**Exercise inputs**

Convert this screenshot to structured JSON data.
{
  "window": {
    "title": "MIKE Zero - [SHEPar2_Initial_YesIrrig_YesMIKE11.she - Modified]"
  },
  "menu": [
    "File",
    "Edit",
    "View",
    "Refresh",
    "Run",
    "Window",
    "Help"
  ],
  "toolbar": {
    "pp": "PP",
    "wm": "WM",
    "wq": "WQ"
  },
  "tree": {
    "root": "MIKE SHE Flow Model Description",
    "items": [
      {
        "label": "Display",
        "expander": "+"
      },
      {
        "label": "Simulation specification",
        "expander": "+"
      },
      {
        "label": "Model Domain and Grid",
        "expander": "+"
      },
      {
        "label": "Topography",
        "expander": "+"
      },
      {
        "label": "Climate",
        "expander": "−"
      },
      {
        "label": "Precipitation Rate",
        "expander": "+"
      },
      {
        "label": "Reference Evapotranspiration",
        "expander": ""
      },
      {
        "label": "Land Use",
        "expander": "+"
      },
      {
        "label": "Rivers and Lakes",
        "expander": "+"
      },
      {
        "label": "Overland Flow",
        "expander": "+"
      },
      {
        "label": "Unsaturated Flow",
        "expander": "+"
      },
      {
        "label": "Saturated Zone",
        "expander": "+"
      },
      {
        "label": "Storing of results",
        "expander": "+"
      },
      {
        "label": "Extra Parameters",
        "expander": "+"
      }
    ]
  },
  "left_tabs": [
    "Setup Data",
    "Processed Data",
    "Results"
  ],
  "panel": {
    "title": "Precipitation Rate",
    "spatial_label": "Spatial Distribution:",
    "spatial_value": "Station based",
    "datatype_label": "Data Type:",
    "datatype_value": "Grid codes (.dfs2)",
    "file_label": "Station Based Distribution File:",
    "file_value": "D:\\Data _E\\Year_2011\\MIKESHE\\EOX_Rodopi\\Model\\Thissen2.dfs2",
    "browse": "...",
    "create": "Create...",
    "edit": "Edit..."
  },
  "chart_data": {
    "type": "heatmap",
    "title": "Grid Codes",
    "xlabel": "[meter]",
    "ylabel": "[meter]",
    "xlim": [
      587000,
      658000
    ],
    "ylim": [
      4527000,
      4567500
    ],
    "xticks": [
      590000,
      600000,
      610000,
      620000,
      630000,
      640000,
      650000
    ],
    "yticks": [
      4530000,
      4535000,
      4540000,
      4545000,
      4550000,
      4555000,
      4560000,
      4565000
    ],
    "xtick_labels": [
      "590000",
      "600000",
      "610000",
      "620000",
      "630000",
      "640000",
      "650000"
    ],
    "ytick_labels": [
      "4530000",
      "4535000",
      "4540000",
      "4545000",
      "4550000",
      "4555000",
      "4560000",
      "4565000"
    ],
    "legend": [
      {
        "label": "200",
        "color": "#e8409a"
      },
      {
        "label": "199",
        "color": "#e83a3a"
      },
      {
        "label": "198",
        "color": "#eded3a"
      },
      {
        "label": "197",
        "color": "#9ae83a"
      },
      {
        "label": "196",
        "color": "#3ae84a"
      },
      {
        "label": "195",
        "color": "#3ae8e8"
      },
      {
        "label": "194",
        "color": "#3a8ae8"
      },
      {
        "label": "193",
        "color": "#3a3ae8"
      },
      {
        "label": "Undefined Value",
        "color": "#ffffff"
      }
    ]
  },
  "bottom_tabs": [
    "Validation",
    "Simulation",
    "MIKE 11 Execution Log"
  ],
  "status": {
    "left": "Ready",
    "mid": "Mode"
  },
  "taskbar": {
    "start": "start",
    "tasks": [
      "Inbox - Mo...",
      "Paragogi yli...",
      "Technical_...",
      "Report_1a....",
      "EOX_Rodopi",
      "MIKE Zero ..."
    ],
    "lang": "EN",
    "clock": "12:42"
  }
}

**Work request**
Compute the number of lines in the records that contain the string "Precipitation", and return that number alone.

**Written response**
2